Today I see a more potent Chris. I see a monster of knowledge, a connector of people and the kind man who always existed within him, deep inside. Chris has changed his brand. He’s found a way to use the word love more than hate. He is no longer Mad Dog. He is a lovecat. And being a lovecat is exactly what all of us must do if we want to succeed in the 21st century.
Multiply the value!
If you want to find happiness, success and wealth take this advice: Multiply value. This is how you become Spider-Man instead of Smithers.
Produce value in the lives of other people. Help them succeed. Be a cash/value machine for customers, co-workers—even your boss. If you do this, you’ll find yourself getting bigger roles in the company, taking home bigger bonuses/checks and whistling while you work.
There are three ways you can multiply value in the lives of others. Each one of these ways involves sharing one of your intangibles to promote success, satisfaction and growth in others.
• Share knowledge.
• Share your network.
• Share your compassion.
When you share these intangibles, you help others get smarter, better connected and more balanced. You spin a web with them and build sustainable and positive relationships.
I’ve learned that your career works like a business. You spin a personal web of relationships, and this determines your value. When you give in a way that causes you to gain from feedback, you cannot go wrong. If you get really educated on your business or your customer’s situation and share that knowledge, you build the foundation of a great relationship (respect). When you connect two people in your relationship network that “should meet” and then disappear, you further your relationship with both of them (trust, gratitude). When you share your compassion with others, they reflect it back to you (love). When you truly wish for their happiness and toil to solve their suffering, you reach the peak in your relationship with them.

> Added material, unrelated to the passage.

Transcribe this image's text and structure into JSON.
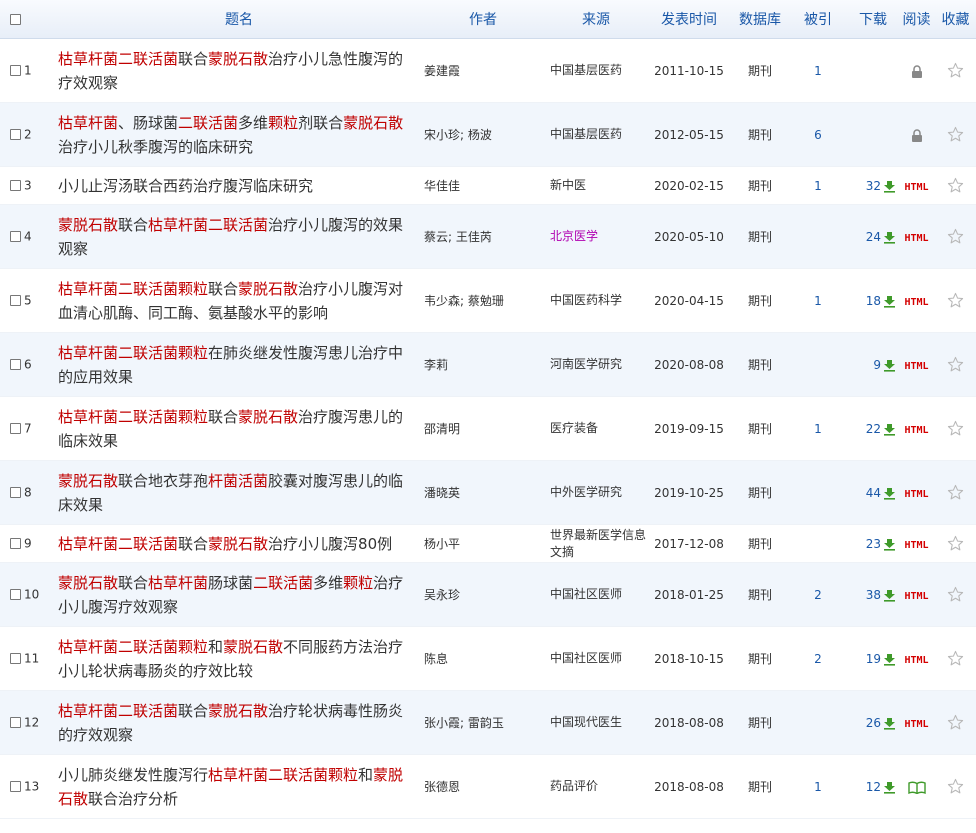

This is a theory I’ve tested around the world with thousands of businesspeople, and dozens of leading companies great and small. Nice, smart people really do succeed. Or, to paraphrase the late, great Dale Carnegie: You’ll accomplish more in the next two months developing a sincere interest in two people than you’ll accomplish in the next two years trying to get two people interested in you.